* [Your goal]:
Write the records out again without change. Leave the pictures behind.

BEGIN The data

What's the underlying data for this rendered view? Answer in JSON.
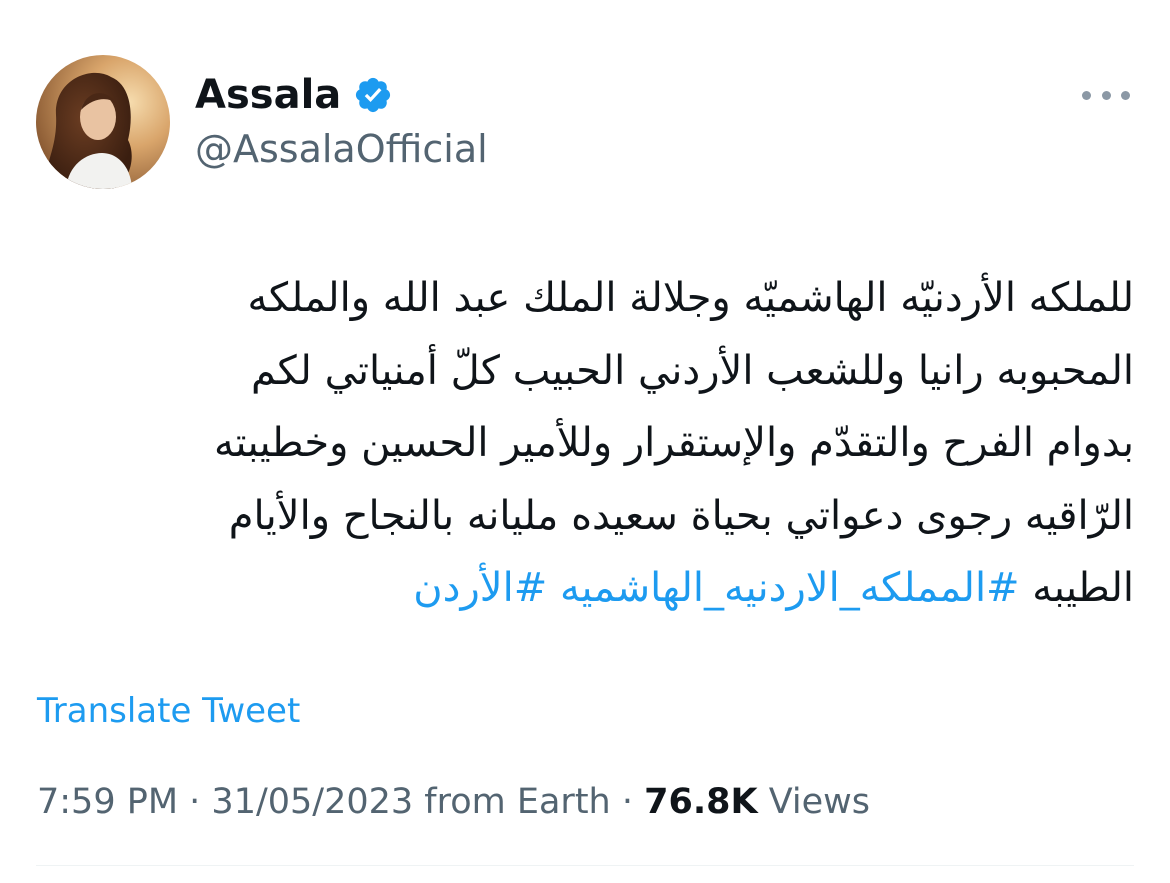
{
  "user": {
    "display_name": "Assala",
    "handle": "@AssalaOfficial",
    "verified": true,
    "avatar_icon": "profile-photo"
  },
  "tweet": {
    "text_lines": [
      "للملكه الأردنيّه الهاشميّه وجلالة الملك عبد الله والملكه",
      "المحبوبه رانيا وللشعب الأردني الحبيب كلّ أمنياتي لكم",
      "بدوام الفرح والتقدّم والإستقرار وللأمير الحسين وخطيبته",
      "الرّاقيه رجوى دعواتي بحياة سعيده مليانه بالنجاح والأيام"
    ],
    "last_line_text": "الطيبه",
    "hashtags": [
      "#المملكه_الاردنيه_الهاشميه",
      "#الأردن"
    ]
  },
  "translate_label": "Translate Tweet",
  "meta": {
    "time": "7:59 PM",
    "separator": " · ",
    "date": "31/05/2023",
    "source": "from Earth",
    "views_count": "76.8K",
    "views_label": "Views"
  },
  "colors": {
    "accent": "#1d9bf0",
    "text_primary": "#0f1419",
    "text_secondary": "#536471"
  },
  "icons": {
    "verified": "verified-badge-icon",
    "more": "more-options-icon"
  }
}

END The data

* [Response below]:
What's the underlying data for this rendered view? Answer in JSON.
{
  "user": {
    "display_name": "Assala",
    "handle": "@AssalaOfficial",
    "verified": true,
    "avatar_icon": "profile-photo"
  },
  "tweet": {
    "text_lines": [
      "للملكه الأردنيّه الهاشميّه وجلالة الملك عبد الله والملكه",
      "المحبوبه رانيا وللشعب الأردني الحبيب كلّ أمنياتي لكم",
      "بدوام الفرح والتقدّم والإستقرار وللأمير الحسين وخطيبته",
      "الرّاقيه رجوى دعواتي بحياة سعيده مليانه بالنجاح والأيام"
    ],
    "last_line_text": "الطيبه",
    "hashtags": [
      "#المملكه_الاردنيه_الهاشميه",
      "#الأردن"
    ]
  },
  "translate_label": "Translate Tweet",
  "meta": {
    "time": "7:59 PM",
    "separator": " · ",
    "date": "31/05/2023",
    "source": "from Earth",
    "views_count": "76.8K",
    "views_label": "Views"
  },
  "colors": {
    "accent": "#1d9bf0",
    "text_primary": "#0f1419",
    "text_secondary": "#536471"
  },
  "icons": {
    "verified": "verified-badge-icon",
    "more": "more-options-icon"
  }
}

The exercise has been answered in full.